As the days get lighter, longer, and warmer, our tastebuds long for something fresh and light. For me, the best way to add taste and brightness to my diet is to use fresh herbs we can either grow or acquire at most grocery stores.
Here’s a quick primer on herbs to try and ways to use them. Now that you’re humming along, let’s start with the iconic four of the title: Parsley, sage, rosemary, and thyme.
You can always bundle them together—tie them up or make a little cheesecloth bundle—to flavor soups, and meat or fish stews. But on their own, they play starring roles:
If you think parsley is just a garnish, think again. It tastes like spring—the first herb up in the garden and always present throughout the year. It is basil’s partner in classic pesto and is the main character in a bright tabouli salad. Chopped with garlic and lemon peel, it is gremolata—a green sauce—served over osso buco, or other braised meats, and used as a garnish for soup.
No longer relegated to Thanksgiving stuffing, fresh sage has an astringent and haunting flavor. Sage leaves sauteed in browned butter is a classic topping for pasta, especially great on butternut squash ravioli. It can be stuffed in chicken cavities and paired with chopped garlic and infused under the skin of chicken or turkey before roasting.
Easy to grow and available year-round, you might just ask your neighbor for a few sprigs the next time you pass their rosemary bush. Rosemary loves garlic and lemon. The three show up frequently in Greek and Mediterranean food. Chicken, lamb, and pork all benefit from being rubbed with chopped rosemary and garlic, and if you have large branches, you can place atop fish or chicken before grilling.
Think mushrooms when you think of thyme. Fungi of all sorts take well to sprigs of thyme and a shot of sherry. Thyme is essential in French stews and soups. Lately, it has been making its appearance with sweet things. Sprinkle thyme leaves over goat cheese drizzled with dark honey to spread on crackers. You’re in for a treat.

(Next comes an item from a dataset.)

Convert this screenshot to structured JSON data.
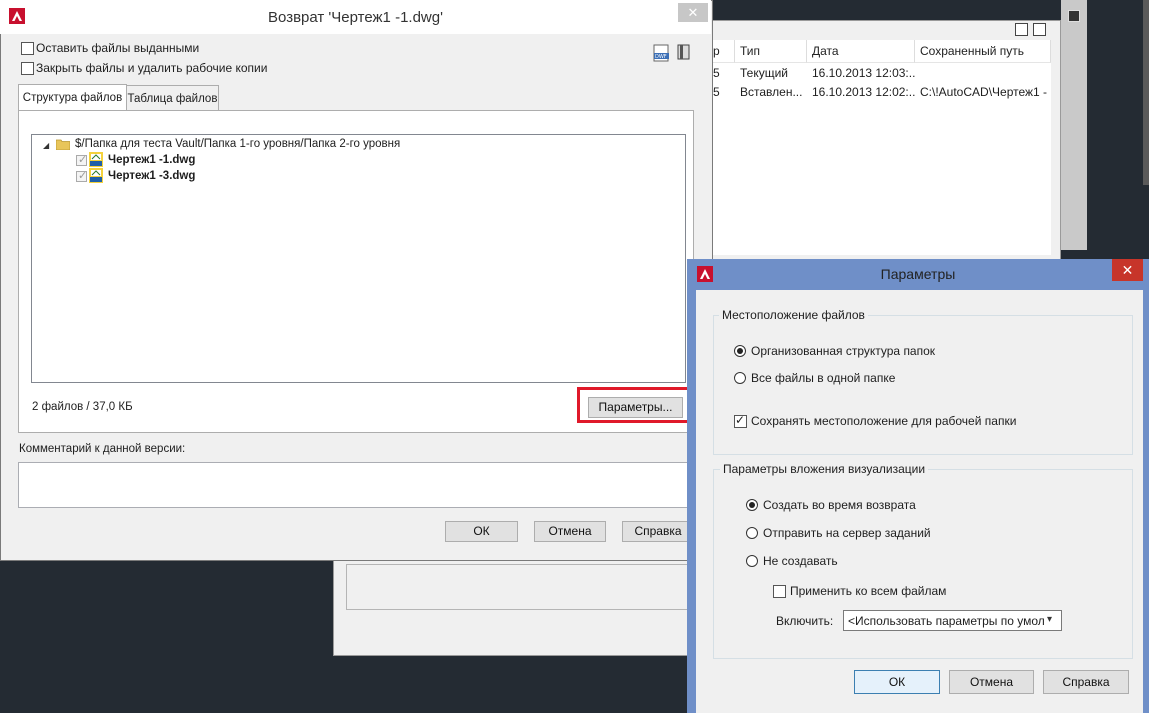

And here’s a sampling of some other superb herbs, readily available, to experiment within your next savory or herbaceous dish:
Most often paired with tomatoes and Italian dishes, basil also complements Thai and other Asian cuisines. It adds a deep, almost licorice tone when used in combination with other herbs.
Fresh dill will surprise you if you are used to using it dried. It shows up in Scandinavian food and is a staple of Eastern European, especially Russian cuisine. It complements eggs, fish, and potatoes. It is delicious with butter over steamed new potatoes, and also mixes with creamy sauces for fish. When mixed with parsley, dill makes a terrific pesto.
Many people don’t know how to use tarragon, but once they see how versatile it is, it can become a staple. It has a lemony, slightly licorice taste, and appears in French cuisine with eggs, fish, and chicken. It is one of the herbs that likes sweetening. Maple syrup and tarragon are a great addition to mashed sweet potatoes.
I always have mint in the refrigerator. It goes with parsley, basil, cilantro, dill, and tarragon. Fresh mint leaves added to salads give an unexpected kick.
People feel strongly about cilantro. If they don’t like it, they say it tastes like soap. If they do, they know it spans the globe from Latin America to Asia and India. (Check out my cilantro salsa recipe from the Winter 2020 issue.)
Pesto Your Way
One good way to use many of these herbs is to make an herb pesto. Most people think of the classic basil-based pesto with pine nuts, garlic, parmesan, and olive oil. But other herbs will enhance or transform traditional pesto that can be used to dress pasta or potatoes or accompany roasted meats or roasted vegetables. Try a twist on the class recipe below and your tastebuds will spring alive!
Mixed Herb Pesto
½ cup nuts (Toasted nuts such as pine nuts, walnuts, hazelnuts)
2 cloves garlic, peeled
½ cup grated Parmesan or other hard cheese (asiago, romano, cheddar)
½ cup fresh cilantro leaves
½ cup fresh parsley leaves
½ cup fresh basil leaves
¼ cup fresh tarragon leaves
¼ cup fresh mint leaves
Zest and juice of 1 lemon
½–1 cup extra virgin olive oil
In a processor, pulse nuts, garlic, and cheese until coarse. Add lemon zest and juice and herbs, and pulse until blended. Add oil slowly until you have the consistency you like.
Makes 1-½ cups pesto
Serve over hot pasta, steamed potatoes, or roasted vegetables. Use as a bruschetta topping. Mix with yogurt for a dip for vegetables.
It also freezes well, so make extra so you’ll have fresh pesto at the ready any time of the year.
Before Rebecca Crichton worked for Boeing, taught leadership development, or became executive director of the Northwest Center for Creative Aging, she was a caterer, recipe developer, and food journalist. She has taught cooking to seniors and others, and she can reel off food ideas and recipes for any part of a meal or event. She believes in easily prepared, healthy, and taste-filled food that delights and satisfies